◆ Work instruction: When a picture appears in the listing, leave it out and copy the rest exactly as it stands.

◆ Records supplied:
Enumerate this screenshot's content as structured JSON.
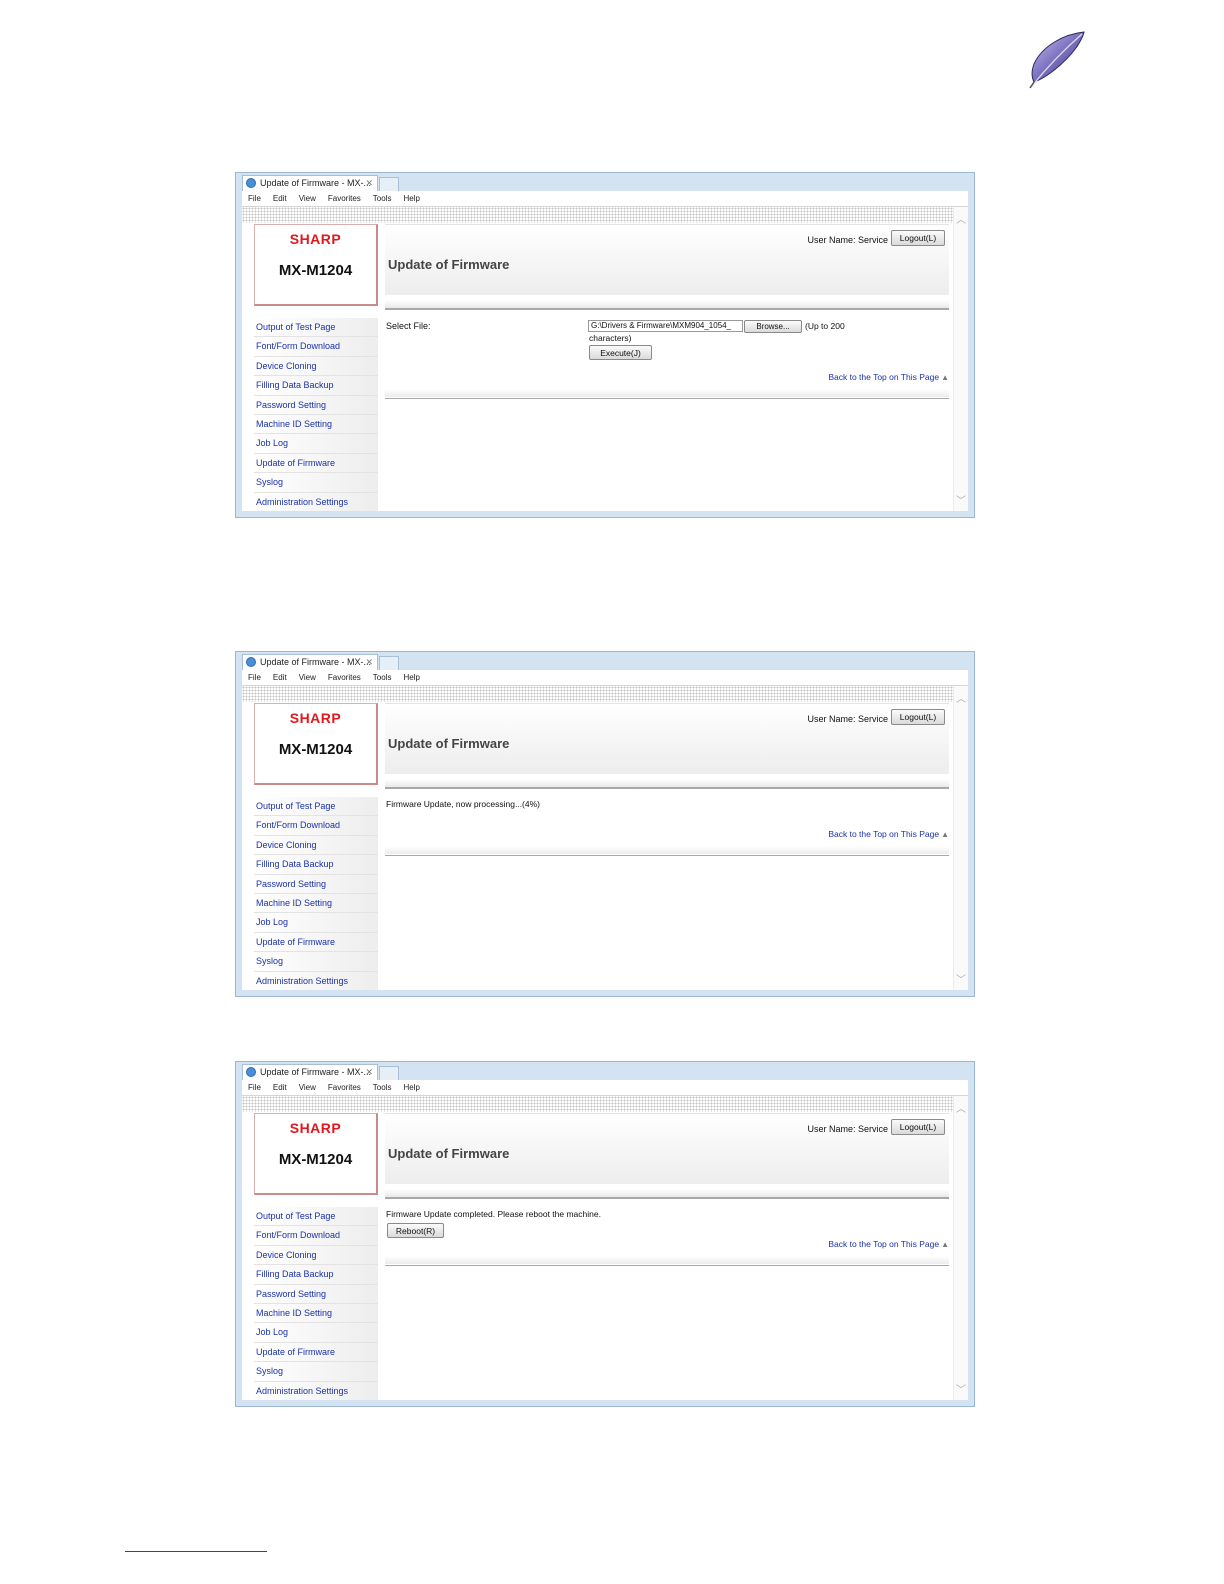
{
  "colors": {
    "brand_red": "#e0181f",
    "nav_link": "#1a32a8",
    "frame_blue": "#d3e3f1"
  },
  "icons": {
    "corner_logo": "feather-icon",
    "tab_icon": "ie-icon",
    "back_to_top": "triangle-up-icon"
  },
  "browser": {
    "tab_title": "Update of Firmware - MX-...",
    "tab_close": "✕",
    "menu": [
      "File",
      "Edit",
      "View",
      "Favorites",
      "Tools",
      "Help"
    ],
    "scroll_up": "︿",
    "scroll_down": "﹀"
  },
  "page": {
    "brand": "SHARP",
    "model": "MX-M1204",
    "user_name": "User Name: Service",
    "logout": "Logout(L)",
    "title": "Update of Firmware",
    "back_to_top": "Back to the Top on This Page",
    "back_to_top_symbol": "▲",
    "nav": [
      "Output of Test Page",
      "Font/Form Download",
      "Device Cloning",
      "Filling Data Backup",
      "Password Setting",
      "Machine ID Setting",
      "Job Log",
      "Update of Firmware",
      "Syslog",
      "Administration Settings"
    ]
  },
  "screen1": {
    "select_file_label": "Select File:",
    "file_path": "G:\\Drivers & Firmware\\MXM904_1054_",
    "browse": "Browse...",
    "limit_note_a": "(Up to 200",
    "limit_note_b": "characters)",
    "execute": "Execute(J)"
  },
  "screen2": {
    "status": "Firmware Update, now processing...(4%)",
    "progress_percent": 4
  },
  "screen3": {
    "status": "Firmware Update completed. Please reboot the machine.",
    "reboot": "Reboot(R)"
  }
}
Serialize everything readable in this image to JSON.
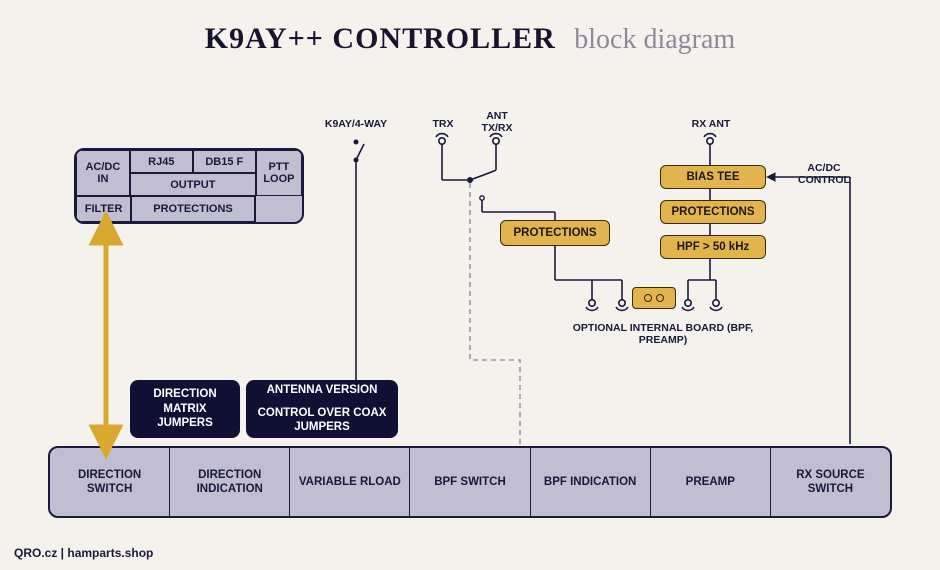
{
  "title": {
    "main": "K9AY++ CONTROLLER",
    "sub": "block diagram"
  },
  "top_left_box": {
    "acdc_in": "AC/DC IN",
    "rj45": "RJ45",
    "db15": "DB15 F",
    "output": "OUTPUT",
    "ptt_loop": "PTT LOOP",
    "filter": "FILTER",
    "protections": "PROTECTIONS"
  },
  "jumper_boxes": {
    "direction_matrix": "DIRECTION MATRIX JUMPERS",
    "antenna_version": "ANTENNA VERSION",
    "control_over_coax": "CONTROL OVER COAX JUMPERS"
  },
  "bottom_bus": [
    "DIRECTION SWITCH",
    "DIRECTION INDICATION",
    "VARIABLE RLOAD",
    "BPF SWITCH",
    "BPF INDICATION",
    "PREAMP",
    "RX SOURCE SWITCH"
  ],
  "yellow_blocks": {
    "protections_left": "PROTECTIONS",
    "bias_tee": "BIAS TEE",
    "protections_right": "PROTECTIONS",
    "hpf": "HPF > 50 kHz"
  },
  "labels": {
    "k9ay_4way": "K9AY/4-WAY",
    "trx": "TRX",
    "ant_txrx": "ANT TX/RX",
    "rx_ant": "RX ANT",
    "acdc_control": "AC/DC CONTROL",
    "optional_board": "OPTIONAL INTERNAL BOARD (BPF, PREAMP)"
  },
  "footer": "QRO.cz | hamparts.shop",
  "colors": {
    "bg": "#f5f2ee",
    "dark": "#0f1034",
    "purple_box": "#c1bed1",
    "stroke": "#181a3a",
    "yellow": "#e2b44e",
    "arrow": "#d9a82f"
  }
}
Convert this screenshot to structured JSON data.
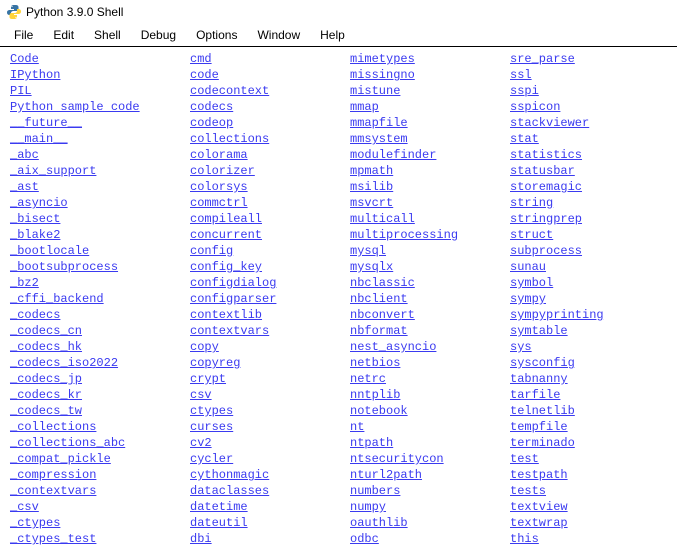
{
  "window": {
    "title": "Python 3.9.0 Shell"
  },
  "menu": {
    "items": [
      "File",
      "Edit",
      "Shell",
      "Debug",
      "Options",
      "Window",
      "Help"
    ]
  },
  "modules": {
    "col0": [
      "Code",
      "IPython",
      "PIL",
      "Python sample code",
      "__future__",
      "__main__",
      "_abc",
      "_aix_support",
      "_ast",
      "_asyncio",
      "_bisect",
      "_blake2",
      "_bootlocale",
      "_bootsubprocess",
      "_bz2",
      "_cffi_backend",
      "_codecs",
      "_codecs_cn",
      "_codecs_hk",
      "_codecs_iso2022",
      "_codecs_jp",
      "_codecs_kr",
      "_codecs_tw",
      "_collections",
      "_collections_abc",
      "_compat_pickle",
      "_compression",
      "_contextvars",
      "_csv",
      "_ctypes",
      "_ctypes_test"
    ],
    "col1": [
      "cmd",
      "code",
      "codecontext",
      "codecs",
      "codeop",
      "collections",
      "colorama",
      "colorizer",
      "colorsys",
      "commctrl",
      "compileall",
      "concurrent",
      "config",
      "config_key",
      "configdialog",
      "configparser",
      "contextlib",
      "contextvars",
      "copy",
      "copyreg",
      "crypt",
      "csv",
      "ctypes",
      "curses",
      "cv2",
      "cycler",
      "cythonmagic",
      "dataclasses",
      "datetime",
      "dateutil",
      "dbi"
    ],
    "col2": [
      "mimetypes",
      "missingno",
      "mistune",
      "mmap",
      "mmapfile",
      "mmsystem",
      "modulefinder",
      "mpmath",
      "msilib",
      "msvcrt",
      "multicall",
      "multiprocessing",
      "mysql",
      "mysqlx",
      "nbclassic",
      "nbclient",
      "nbconvert",
      "nbformat",
      "nest_asyncio",
      "netbios",
      "netrc",
      "nntplib",
      "notebook",
      "nt",
      "ntpath",
      "ntsecuritycon",
      "nturl2path",
      "numbers",
      "numpy",
      "oauthlib",
      "odbc"
    ],
    "col3": [
      "sre_parse",
      "ssl",
      "sspi",
      "sspicon",
      "stackviewer",
      "stat",
      "statistics",
      "statusbar",
      "storemagic",
      "string",
      "stringprep",
      "struct",
      "subprocess",
      "sunau",
      "symbol",
      "sympy",
      "sympyprinting",
      "symtable",
      "sys",
      "sysconfig",
      "tabnanny",
      "tarfile",
      "telnetlib",
      "tempfile",
      "terminado",
      "test",
      "testpath",
      "tests",
      "textview",
      "textwrap",
      "this"
    ]
  }
}
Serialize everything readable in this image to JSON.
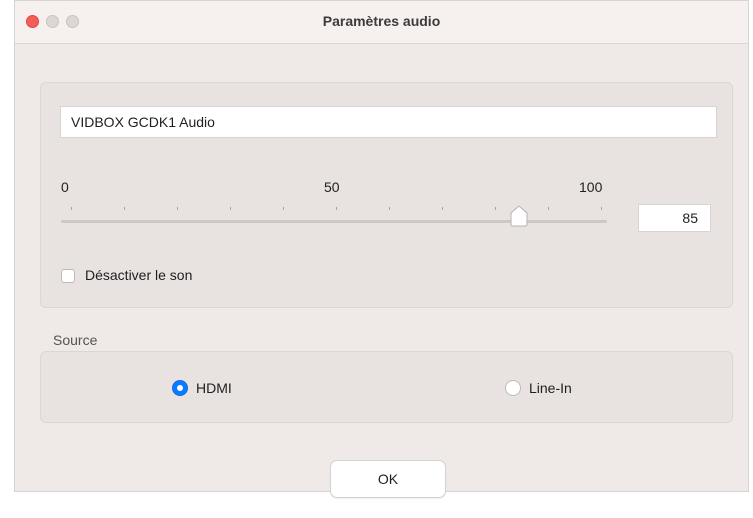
{
  "window": {
    "title": "Paramètres audio"
  },
  "audio": {
    "device_name": "VIDBOX GCDK1 Audio",
    "slider": {
      "min_label": "0",
      "mid_label": "50",
      "max_label": "100",
      "value": 85
    },
    "volume_value": "85",
    "mute_label": "Désactiver le son",
    "mute_checked": false
  },
  "source": {
    "label": "Source",
    "options": [
      {
        "label": "HDMI",
        "selected": true
      },
      {
        "label": "Line-In",
        "selected": false
      }
    ]
  },
  "buttons": {
    "ok_label": "OK"
  },
  "colors": {
    "accent": "#0a7bff",
    "close": "#f25f59"
  }
}
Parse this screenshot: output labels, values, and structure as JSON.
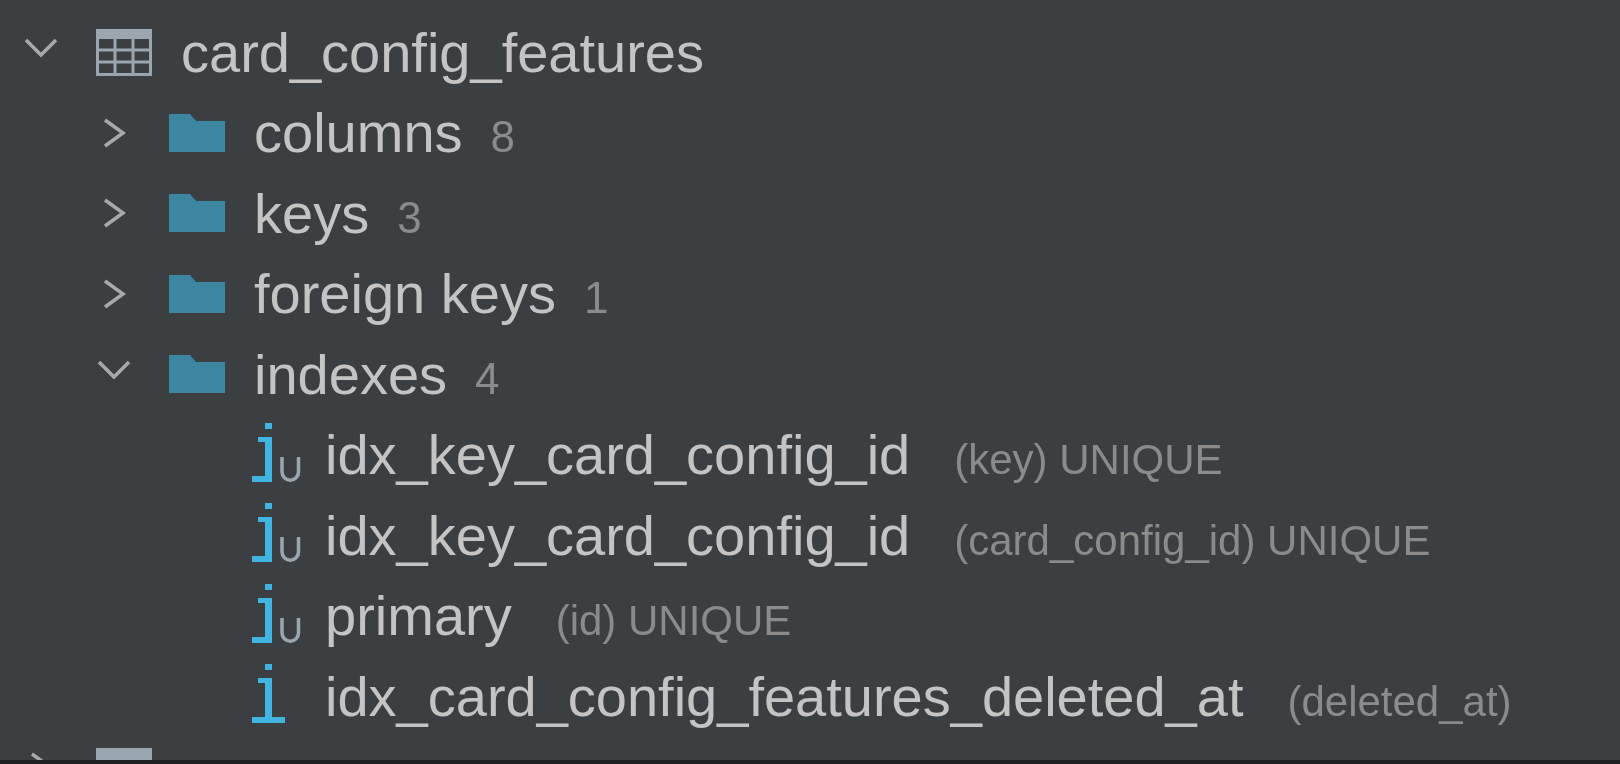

◆ Response below:
Enumerate this screenshot's content as structured JSON.
{
  "colors": {
    "brand_red": "#e0181f",
    "nav_link": "#1a32a8",
    "frame_blue": "#d3e3f1"
  },
  "icons": {
    "corner_logo": "feather-icon",
    "tab_icon": "ie-icon",
    "back_to_top": "triangle-up-icon"
  },
  "browser": {
    "tab_title": "Update of Firmware - MX-...",
    "tab_close": "✕",
    "menu": [
      "File",
      "Edit",
      "View",
      "Favorites",
      "Tools",
      "Help"
    ],
    "scroll_up": "︿",
    "scroll_down": "﹀"
  },
  "page": {
    "brand": "SHARP",
    "model": "MX-M1204",
    "user_name": "User Name: Service",
    "logout": "Logout(L)",
    "title": "Update of Firmware",
    "back_to_top": "Back to the Top on This Page",
    "back_to_top_symbol": "▲",
    "nav": [
      "Output of Test Page",
      "Font/Form Download",
      "Device Cloning",
      "Filling Data Backup",
      "Password Setting",
      "Machine ID Setting",
      "Job Log",
      "Update of Firmware",
      "Syslog",
      "Administration Settings"
    ]
  },
  "screen1": {
    "select_file_label": "Select File:",
    "file_path": "G:\\Drivers & Firmware\\MXM904_1054_",
    "browse": "Browse...",
    "limit_note_a": "(Up to 200",
    "limit_note_b": "characters)",
    "execute": "Execute(J)"
  },
  "screen2": {
    "status": "Firmware Update, now processing...(4%)",
    "progress_percent": 4
  },
  "screen3": {
    "status": "Firmware Update completed. Please reboot the machine.",
    "reboot": "Reboot(R)"
  }
}
Serialize everything readable in this image to JSON.
{
  "title": {
    "main": "K9AY++ CONTROLLER",
    "sub": "block diagram"
  },
  "top_left_box": {
    "acdc_in": "AC/DC IN",
    "rj45": "RJ45",
    "db15": "DB15 F",
    "output": "OUTPUT",
    "ptt_loop": "PTT LOOP",
    "filter": "FILTER",
    "protections": "PROTECTIONS"
  },
  "jumper_boxes": {
    "direction_matrix": "DIRECTION MATRIX JUMPERS",
    "antenna_version": "ANTENNA VERSION",
    "control_over_coax": "CONTROL OVER COAX JUMPERS"
  },
  "bottom_bus": [
    "DIRECTION SWITCH",
    "DIRECTION INDICATION",
    "VARIABLE RLOAD",
    "BPF SWITCH",
    "BPF INDICATION",
    "PREAMP",
    "RX SOURCE SWITCH"
  ],
  "yellow_blocks": {
    "protections_left": "PROTECTIONS",
    "bias_tee": "BIAS TEE",
    "protections_right": "PROTECTIONS",
    "hpf": "HPF > 50 kHz"
  },
  "labels": {
    "k9ay_4way": "K9AY/4-WAY",
    "trx": "TRX",
    "ant_txrx": "ANT TX/RX",
    "rx_ant": "RX ANT",
    "acdc_control": "AC/DC CONTROL",
    "optional_board": "OPTIONAL INTERNAL BOARD (BPF, PREAMP)"
  },
  "footer": "QRO.cz | hamparts.shop",
  "colors": {
    "bg": "#f5f2ee",
    "dark": "#0f1034",
    "purple_box": "#c1bed1",
    "stroke": "#181a3a",
    "yellow": "#e2b44e",
    "arrow": "#d9a82f"
  }
}
Convert this screenshot to structured JSON data.
{
  "window": {
    "title": "Python 3.9.0 Shell"
  },
  "menu": {
    "items": [
      "File",
      "Edit",
      "Shell",
      "Debug",
      "Options",
      "Window",
      "Help"
    ]
  },
  "modules": {
    "col0": [
      "Code",
      "IPython",
      "PIL",
      "Python sample code",
      "__future__",
      "__main__",
      "_abc",
      "_aix_support",
      "_ast",
      "_asyncio",
      "_bisect",
      "_blake2",
      "_bootlocale",
      "_bootsubprocess",
      "_bz2",
      "_cffi_backend",
      "_codecs",
      "_codecs_cn",
      "_codecs_hk",
      "_codecs_iso2022",
      "_codecs_jp",
      "_codecs_kr",
      "_codecs_tw",
      "_collections",
      "_collections_abc",
      "_compat_pickle",
      "_compression",
      "_contextvars",
      "_csv",
      "_ctypes",
      "_ctypes_test"
    ],
    "col1": [
      "cmd",
      "code",
      "codecontext",
      "codecs",
      "codeop",
      "collections",
      "colorama",
      "colorizer",
      "colorsys",
      "commctrl",
      "compileall",
      "concurrent",
      "config",
      "config_key",
      "configdialog",
      "configparser",
      "contextlib",
      "contextvars",
      "copy",
      "copyreg",
      "crypt",
      "csv",
      "ctypes",
      "curses",
      "cv2",
      "cycler",
      "cythonmagic",
      "dataclasses",
      "datetime",
      "dateutil",
      "dbi"
    ],
    "col2": [
      "mimetypes",
      "missingno",
      "mistune",
      "mmap",
      "mmapfile",
      "mmsystem",
      "modulefinder",
      "mpmath",
      "msilib",
      "msvcrt",
      "multicall",
      "multiprocessing",
      "mysql",
      "mysqlx",
      "nbclassic",
      "nbclient",
      "nbconvert",
      "nbformat",
      "nest_asyncio",
      "netbios",
      "netrc",
      "nntplib",
      "notebook",
      "nt",
      "ntpath",
      "ntsecuritycon",
      "nturl2path",
      "numbers",
      "numpy",
      "oauthlib",
      "odbc"
    ],
    "col3": [
      "sre_parse",
      "ssl",
      "sspi",
      "sspicon",
      "stackviewer",
      "stat",
      "statistics",
      "statusbar",
      "storemagic",
      "string",
      "stringprep",
      "struct",
      "subprocess",
      "sunau",
      "symbol",
      "sympy",
      "sympyprinting",
      "symtable",
      "sys",
      "sysconfig",
      "tabnanny",
      "tarfile",
      "telnetlib",
      "tempfile",
      "terminado",
      "test",
      "testpath",
      "tests",
      "textview",
      "textwrap",
      "this"
    ]
  }
}
Serialize everything readable in this image to JSON.
{
  "window": {
    "title": "Paramètres audio"
  },
  "audio": {
    "device_name": "VIDBOX GCDK1 Audio",
    "slider": {
      "min_label": "0",
      "mid_label": "50",
      "max_label": "100",
      "value": 85
    },
    "volume_value": "85",
    "mute_label": "Désactiver le son",
    "mute_checked": false
  },
  "source": {
    "label": "Source",
    "options": [
      {
        "label": "HDMI",
        "selected": true
      },
      {
        "label": "Line-In",
        "selected": false
      }
    ]
  },
  "buttons": {
    "ok_label": "OK"
  },
  "colors": {
    "accent": "#0a7bff",
    "close": "#f25f59"
  }
}
Parse this screenshot: output labels, values, and structure as JSON.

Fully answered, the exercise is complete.